Meanwhile, the University of Chicago has announced it is no longer requiring SAT scores of applicants, noting explicitly that it wants to increase minority student representation. The SAT is a good predictor of academic success and provides admissions offices with useful information. Chicago wants a more “holistic” approach. Holistic is a code word for “subjective,” where admission officers under the gun to find more students from underrepresented minorities show them preference in admission. While a number of respectable schools have gone test optional, Chicago is the first of the truly prestigious schools to do so, and the expectation of some and fear of others (Asian Americans?) is that others will follow.

To me, the Chicago decision is especially disturbing. Chicago has historically been a university that has been slightly eccentric in a very positive way. Around 1940, it turned its back on big-time athletics when it quit the Big Ten. It championed a great general education program favoring “the great books.” Recently, it has been at the forefront of standing up for unfettered free speech, proclaiming the fine Chicago Principles. Chicago has stood for high academic standards and freewheeling scholarly inquiry. Adopting a currently fashionable watering down of the vetting of potential new students is a step backward, more politically correct than academically wise.

At a time when nationally the evidence is strong that American universities are expensive with declining public support, when many graduates are in some sense “underemployed,” and when students are doing less studying and probably learning than once occurred, this lowering of due diligence standards at the altar of political correctness is truly lamentable.

Richard K. Vedder is a Senior Fellow at the Independent Institute, Distinguished Emeritus Professor of Economics at Ohio University, and co-author (with Lowell Gallaway) of the award-winning Independent Institute book, Out of Work: Unemployment and Government in Twentieth-Century America.

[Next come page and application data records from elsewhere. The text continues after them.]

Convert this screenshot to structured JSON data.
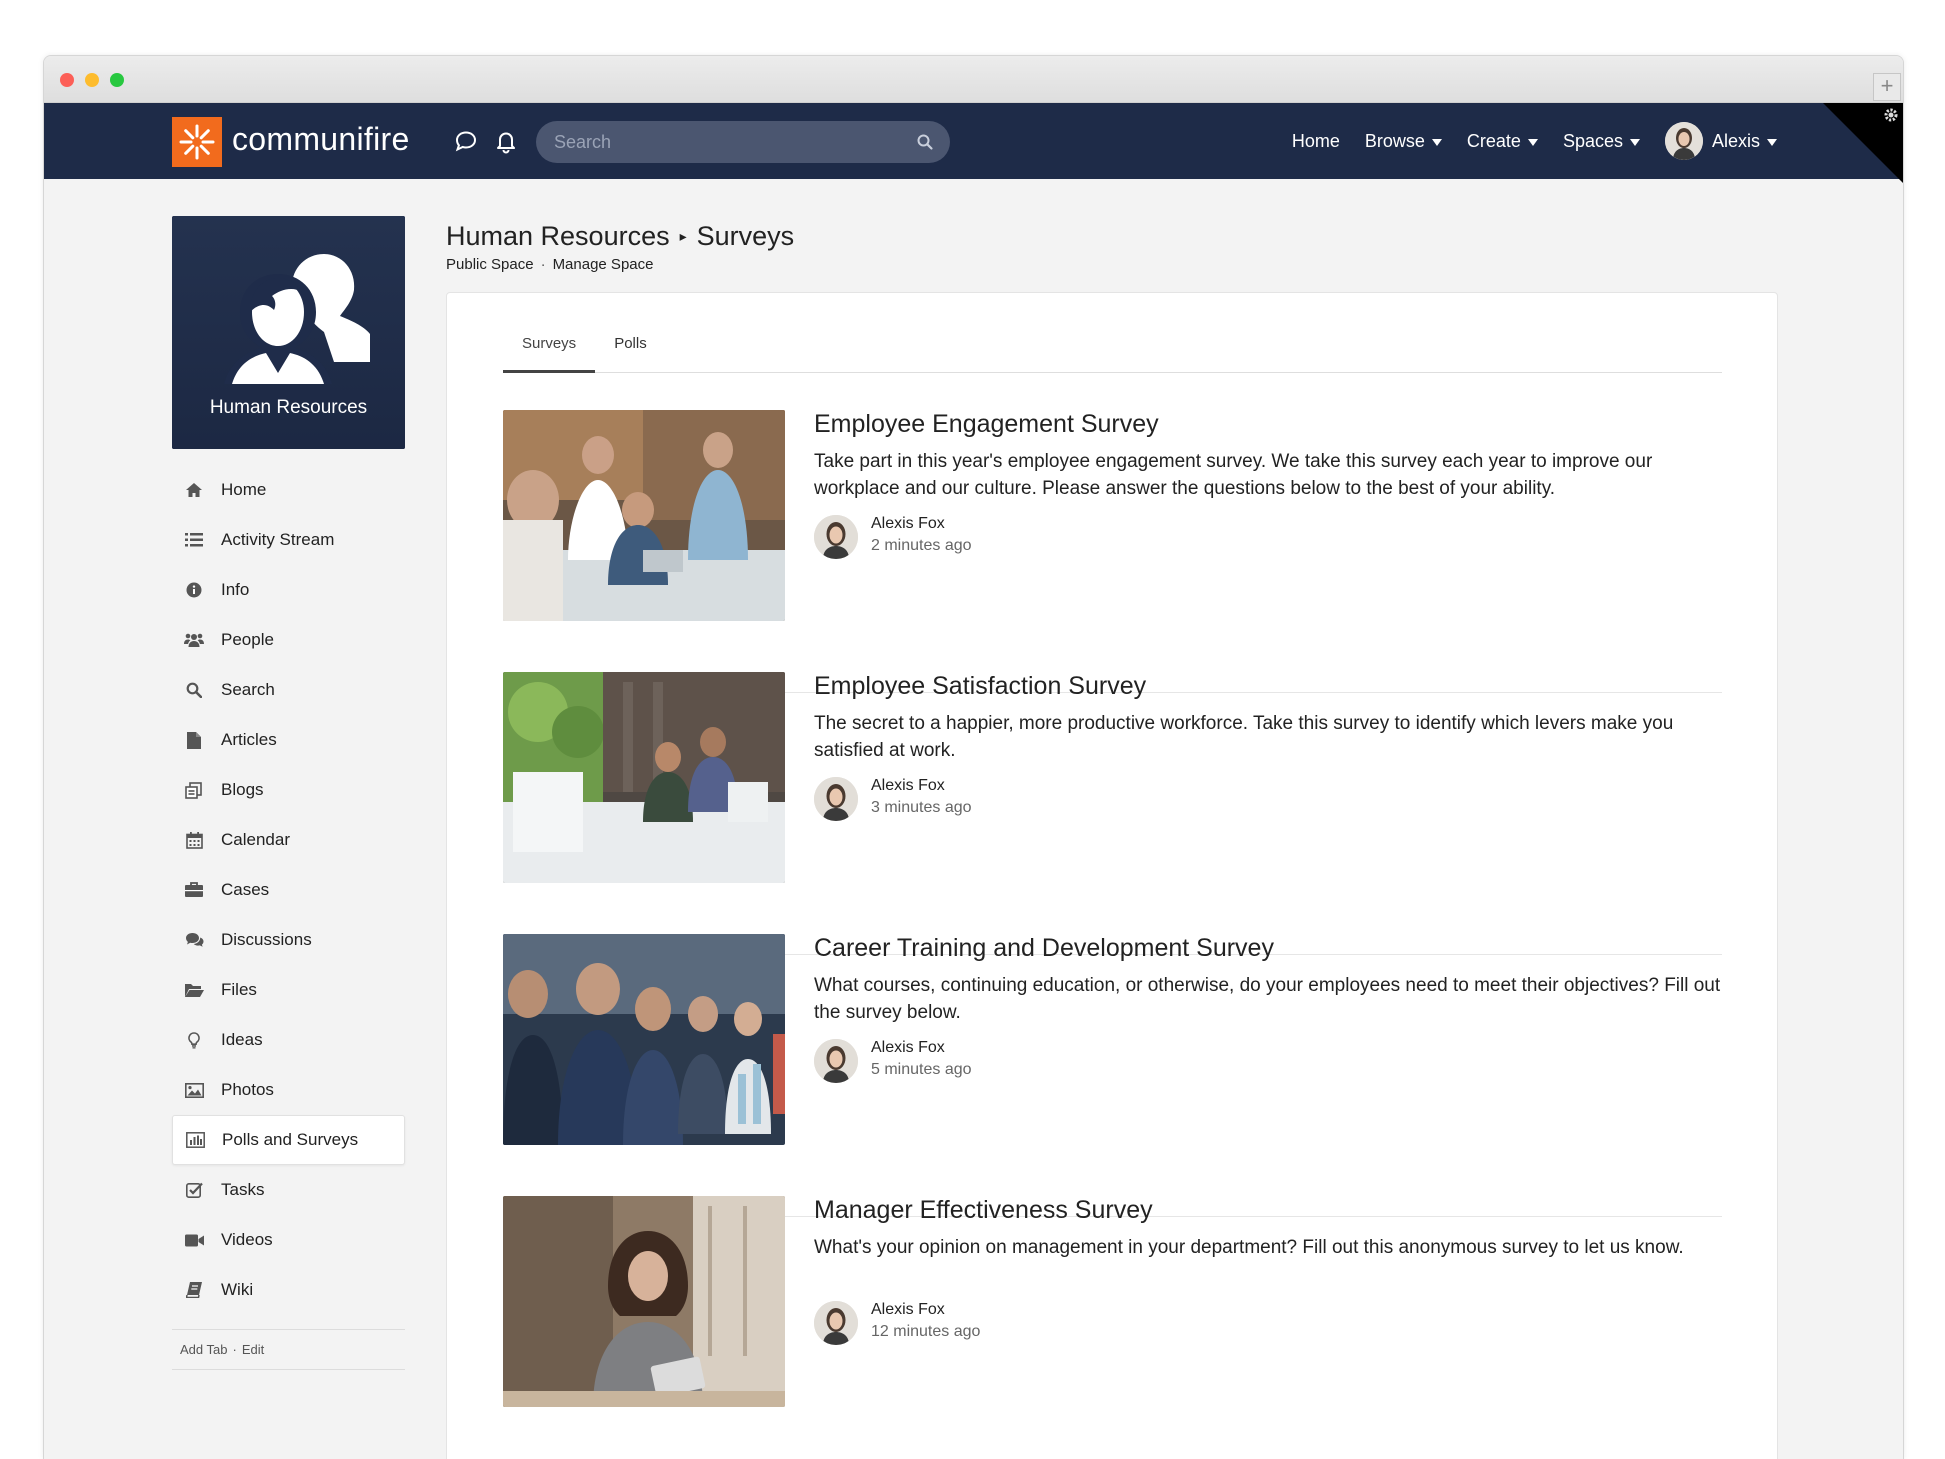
{
  "brand": {
    "name": "communifire",
    "accent": "#f26b1d",
    "nav_bg": "#1e2b48"
  },
  "navbar": {
    "search_placeholder": "Search",
    "links": [
      {
        "label": "Home",
        "dropdown": false
      },
      {
        "label": "Browse",
        "dropdown": true
      },
      {
        "label": "Create",
        "dropdown": true
      },
      {
        "label": "Spaces",
        "dropdown": true
      }
    ],
    "user": {
      "name": "Alexis"
    }
  },
  "space": {
    "name": "Human Resources",
    "breadcrumb_current": "Surveys",
    "sub_links": [
      "Public Space",
      "Manage Space"
    ]
  },
  "sidebar": {
    "items": [
      {
        "label": "Home",
        "icon": "home-icon"
      },
      {
        "label": "Activity Stream",
        "icon": "list-icon"
      },
      {
        "label": "Info",
        "icon": "info-icon"
      },
      {
        "label": "People",
        "icon": "people-icon"
      },
      {
        "label": "Search",
        "icon": "search-icon"
      },
      {
        "label": "Articles",
        "icon": "document-icon"
      },
      {
        "label": "Blogs",
        "icon": "blog-icon"
      },
      {
        "label": "Calendar",
        "icon": "calendar-icon"
      },
      {
        "label": "Cases",
        "icon": "briefcase-icon"
      },
      {
        "label": "Discussions",
        "icon": "chat-icon"
      },
      {
        "label": "Files",
        "icon": "folder-icon"
      },
      {
        "label": "Ideas",
        "icon": "lightbulb-icon"
      },
      {
        "label": "Photos",
        "icon": "image-icon"
      },
      {
        "label": "Polls and Surveys",
        "icon": "bar-chart-icon",
        "active": true
      },
      {
        "label": "Tasks",
        "icon": "checkbox-icon"
      },
      {
        "label": "Videos",
        "icon": "video-icon"
      },
      {
        "label": "Wiki",
        "icon": "book-icon"
      }
    ],
    "footer": {
      "add_tab": "Add Tab",
      "separator": "·",
      "edit": "Edit"
    }
  },
  "tabs": [
    {
      "label": "Surveys",
      "active": true
    },
    {
      "label": "Polls",
      "active": false
    }
  ],
  "surveys": [
    {
      "title": "Employee Engagement Survey",
      "description": "Take part in this year's employee engagement survey. We take this survey each year to improve our workplace and our culture. Please answer the questions below to the best of your ability.",
      "author": "Alexis Fox",
      "time": "2 minutes ago"
    },
    {
      "title": "Employee Satisfaction Survey",
      "description": "The secret to a happier, more productive workforce. Take this survey to identify which levers make you satisfied at work.",
      "author": "Alexis Fox",
      "time": "3 minutes ago"
    },
    {
      "title": "Career Training and Development Survey",
      "description": "What courses, continuing education, or otherwise, do your employees need to meet their objectives? Fill out the survey below.",
      "author": "Alexis Fox",
      "time": "5 minutes ago"
    },
    {
      "title": "Manager Effectiveness Survey",
      "description": "What's your opinion on management in your department? Fill out this anonymous survey to let us know.",
      "author": "Alexis Fox",
      "time": "12 minutes ago"
    }
  ]
}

From Richard K. Vedder
CAN TEACHERS OWN THEIR OWN SCHOOLS?: New Strategies for Educational Excellence
In Can Teachers Own Their Own Schools?, Richard Vedder examines the economics, history, and politics of education and argues that public schools should be privatized. Privatized public schools would benefit from competition, market discipline, and the incentives essential to produce cost-effective, educational quality, and attract the additional funding and expertise needed to revolutionize school systems.